### PROBLEM DETAILS:
Reproduce every line of the listing as written, apart from the pictures.

### EXCERPTED RECORDS:
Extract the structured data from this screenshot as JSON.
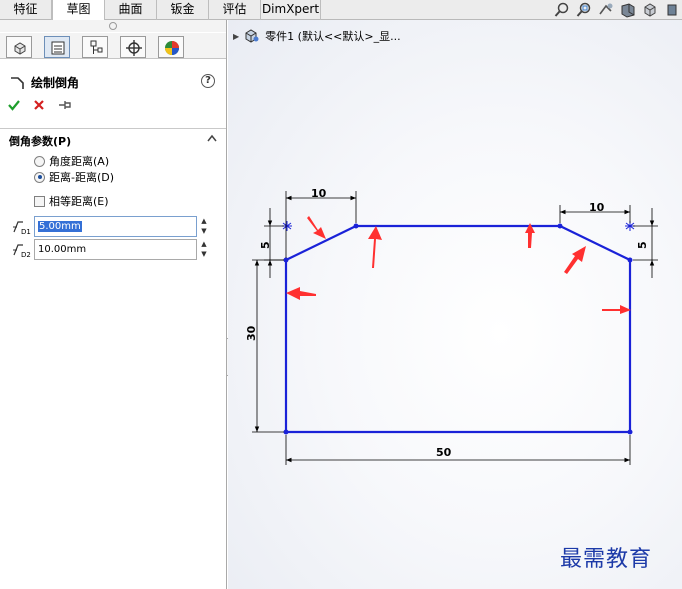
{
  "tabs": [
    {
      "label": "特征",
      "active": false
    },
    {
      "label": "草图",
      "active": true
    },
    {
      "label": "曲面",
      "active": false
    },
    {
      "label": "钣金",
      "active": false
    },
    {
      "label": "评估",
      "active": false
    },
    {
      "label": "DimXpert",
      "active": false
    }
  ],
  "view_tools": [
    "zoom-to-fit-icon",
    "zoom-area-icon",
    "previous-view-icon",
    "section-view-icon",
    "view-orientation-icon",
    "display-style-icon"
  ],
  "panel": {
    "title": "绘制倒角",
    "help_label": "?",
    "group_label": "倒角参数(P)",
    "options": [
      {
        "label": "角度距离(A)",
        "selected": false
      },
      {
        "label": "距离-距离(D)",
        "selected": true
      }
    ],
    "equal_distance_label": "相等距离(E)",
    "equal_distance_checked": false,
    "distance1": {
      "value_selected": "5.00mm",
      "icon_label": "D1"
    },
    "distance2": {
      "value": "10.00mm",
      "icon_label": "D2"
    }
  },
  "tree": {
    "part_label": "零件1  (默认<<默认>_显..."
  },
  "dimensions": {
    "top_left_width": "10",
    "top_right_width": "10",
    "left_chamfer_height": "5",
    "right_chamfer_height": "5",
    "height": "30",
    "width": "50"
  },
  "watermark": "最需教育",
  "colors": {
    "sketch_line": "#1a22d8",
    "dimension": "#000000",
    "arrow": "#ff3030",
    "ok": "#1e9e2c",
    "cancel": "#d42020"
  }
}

### RESULT OF THE TASK:
Extract the structured data from this screenshot as JSON.
{
  "tabs": [
    {
      "label": "特征",
      "active": false
    },
    {
      "label": "草图",
      "active": true
    },
    {
      "label": "曲面",
      "active": false
    },
    {
      "label": "钣金",
      "active": false
    },
    {
      "label": "评估",
      "active": false
    },
    {
      "label": "DimXpert",
      "active": false
    }
  ],
  "view_tools": [
    "zoom-to-fit-icon",
    "zoom-area-icon",
    "previous-view-icon",
    "section-view-icon",
    "view-orientation-icon",
    "display-style-icon"
  ],
  "panel": {
    "title": "绘制倒角",
    "help_label": "?",
    "group_label": "倒角参数(P)",
    "options": [
      {
        "label": "角度距离(A)",
        "selected": false
      },
      {
        "label": "距离-距离(D)",
        "selected": true
      }
    ],
    "equal_distance_label": "相等距离(E)",
    "equal_distance_checked": false,
    "distance1": {
      "value_selected": "5.00mm",
      "icon_label": "D1"
    },
    "distance2": {
      "value": "10.00mm",
      "icon_label": "D2"
    }
  },
  "tree": {
    "part_label": "零件1  (默认<<默认>_显..."
  },
  "dimensions": {
    "top_left_width": "10",
    "top_right_width": "10",
    "left_chamfer_height": "5",
    "right_chamfer_height": "5",
    "height": "30",
    "width": "50"
  },
  "watermark": "最需教育",
  "colors": {
    "sketch_line": "#1a22d8",
    "dimension": "#000000",
    "arrow": "#ff3030",
    "ok": "#1e9e2c",
    "cancel": "#d42020"
  }
}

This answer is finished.